Yes, it is important for any decent-sized generator to contribute to grid stability (rather than just do no harm), but many wind farms are sent connection point voltage setpoints by the transmission network service provider (TNSP) which are unattainable and result in huge steady state reactive power flows through the wind farm transformer and the MV reticulation system.  This results in significant real power losses and lost revenue.  A wind farm’s energy should be valued at a premium over non-renewable sources.  So why are wind farms being requested to provide more reactive support for voltage control than, say, a coal-fired power station, whose energy is worth significantly less per MWh?  Wind farms (in Australia anyway) are not paid for their reactive power which should really be valued as an ancillary service.  This way, the market can ensure voltage support is delivered by the most cost-effective means.

Perhaps it is a by-product of the relatively young age of most wind farms and the ease with which voltage setpoints can be sent to wind farms.  Perhaps there was a lack of consideration of the long-term financial implications of voltage control during the wind farm connection agreement negotiation.

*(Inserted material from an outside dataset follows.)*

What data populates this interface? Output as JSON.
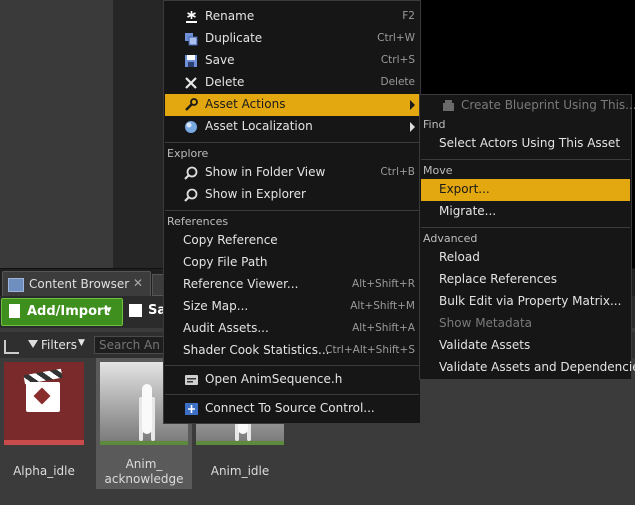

I think wind farm owners and developers need to be more aggressive during their grid connection negotiation or get paid for their steady state voltage control effort if reactive power exceeds say 10% of the wind farm’s output at any given time.